Paul Hodits ’17 is a commuter student who spends eight hours every day on campus, arriving at 7 a.m. to prepare for class and participate in clubs and other activities that have helped shape his future.

This double major in sociology and anthropology and history is a Forester you should know.

Q: What drew you to Lake Forest College?

A: During my sophomore year of high school, I received a few letters from Lake Forest reaching out to me. Then a few of my high school teachers, who are Lake Forest alums, talked to me about the College. As a junior, I visited campus and really liked the environment. I went to a few mock classes, which I enjoyed: it wasn’t sitting in a lecture hall with 300 other people. I actually got to participate and have my voice heard, even as a visitor.

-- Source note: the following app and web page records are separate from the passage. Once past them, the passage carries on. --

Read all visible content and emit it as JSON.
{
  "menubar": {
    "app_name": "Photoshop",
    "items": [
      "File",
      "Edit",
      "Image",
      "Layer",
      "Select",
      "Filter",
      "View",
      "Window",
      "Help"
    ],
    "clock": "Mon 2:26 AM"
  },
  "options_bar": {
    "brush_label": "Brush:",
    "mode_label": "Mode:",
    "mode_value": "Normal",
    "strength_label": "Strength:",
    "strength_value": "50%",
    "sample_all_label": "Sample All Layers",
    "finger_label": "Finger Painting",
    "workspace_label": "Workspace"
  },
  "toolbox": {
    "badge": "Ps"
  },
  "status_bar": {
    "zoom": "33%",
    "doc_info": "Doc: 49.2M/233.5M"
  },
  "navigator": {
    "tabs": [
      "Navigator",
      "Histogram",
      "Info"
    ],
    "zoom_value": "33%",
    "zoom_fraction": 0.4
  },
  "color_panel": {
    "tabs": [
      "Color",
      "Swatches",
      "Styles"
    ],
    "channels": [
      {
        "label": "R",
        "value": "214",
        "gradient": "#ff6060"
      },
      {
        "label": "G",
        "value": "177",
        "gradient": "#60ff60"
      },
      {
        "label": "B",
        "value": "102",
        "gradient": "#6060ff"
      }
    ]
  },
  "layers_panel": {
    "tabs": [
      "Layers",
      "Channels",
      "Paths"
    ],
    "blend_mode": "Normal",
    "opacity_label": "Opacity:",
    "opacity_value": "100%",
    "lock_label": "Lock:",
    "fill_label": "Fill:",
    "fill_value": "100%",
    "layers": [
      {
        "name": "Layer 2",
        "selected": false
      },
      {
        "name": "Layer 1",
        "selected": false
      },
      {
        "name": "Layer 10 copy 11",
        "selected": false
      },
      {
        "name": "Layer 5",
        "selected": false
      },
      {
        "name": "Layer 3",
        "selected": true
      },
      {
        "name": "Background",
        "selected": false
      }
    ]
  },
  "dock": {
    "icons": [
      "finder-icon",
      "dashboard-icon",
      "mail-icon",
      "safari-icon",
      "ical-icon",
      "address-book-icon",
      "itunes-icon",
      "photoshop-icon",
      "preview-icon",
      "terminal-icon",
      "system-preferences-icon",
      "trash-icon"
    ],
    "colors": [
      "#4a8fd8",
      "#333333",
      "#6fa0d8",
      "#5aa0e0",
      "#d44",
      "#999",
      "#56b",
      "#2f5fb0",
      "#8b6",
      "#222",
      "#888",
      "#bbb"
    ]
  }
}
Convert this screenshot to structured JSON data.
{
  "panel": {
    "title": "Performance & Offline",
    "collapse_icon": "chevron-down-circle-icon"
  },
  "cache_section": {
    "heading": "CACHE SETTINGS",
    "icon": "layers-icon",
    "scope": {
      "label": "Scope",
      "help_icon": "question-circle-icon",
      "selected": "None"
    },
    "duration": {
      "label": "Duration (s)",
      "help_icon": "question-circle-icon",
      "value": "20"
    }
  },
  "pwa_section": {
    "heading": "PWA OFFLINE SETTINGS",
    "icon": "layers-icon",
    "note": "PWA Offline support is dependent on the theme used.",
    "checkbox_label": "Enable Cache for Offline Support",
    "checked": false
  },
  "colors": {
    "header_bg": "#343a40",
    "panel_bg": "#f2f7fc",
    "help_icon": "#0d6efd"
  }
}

It was a fun experience.

Q: Have you had experiences here—besides your classes—that have helped prepare you for your future career?

A: I’m on Student Academic Advisory Committee in history and I’m also secretary for the Sociology Honor Society. Those experiences helped me develop more confidence in myself as a leader. That’s really important especially going forward in a career. It shows that I’m self-motivated and can work on a team.

Q: What do you do in your free time?

A: I hang out with friends. We like to relax and watch the next big thing on TV, like The Walking Dead. I play electric guitar, too. Mostly blues and rock. People consult with me to build them a computer. I find out what they want, what their budget is, and I build it for them. They’ve offered to pay me, but it’s just a hobby.

Q: What are your plans after graduation?

A: Like every college student, I hope to have a job by the time I graduate. I attended Speed Networking and hope to get an internship for next semester. I made some connections and have started networking. I would like to work as a guidance counselor. I can see myself doing that. I’m also interested in doing things in marketing. I enjoy working in big data, like in the quantitative and qualitative research classes we take in sociology. I like that whole process of finding out more about peoples’ opinions and attitudes and putting it into a measurable conclusion.

Q: Any advice for new students?

A: Have fun in college but really treat this experience as a job and the start of your career. I don’t have class until 11 a.m., but I’m here at 7 a.m. every day working on homework and getting everything done in an eight-hour window. Make the best use of your money and time here. Everything you do here matters. 

Q: Parting words?

A: I’m really going to miss this school. It’s helped me develop my own thinking and my own identity and what I want to do with the rest of my life. These four years flew right by.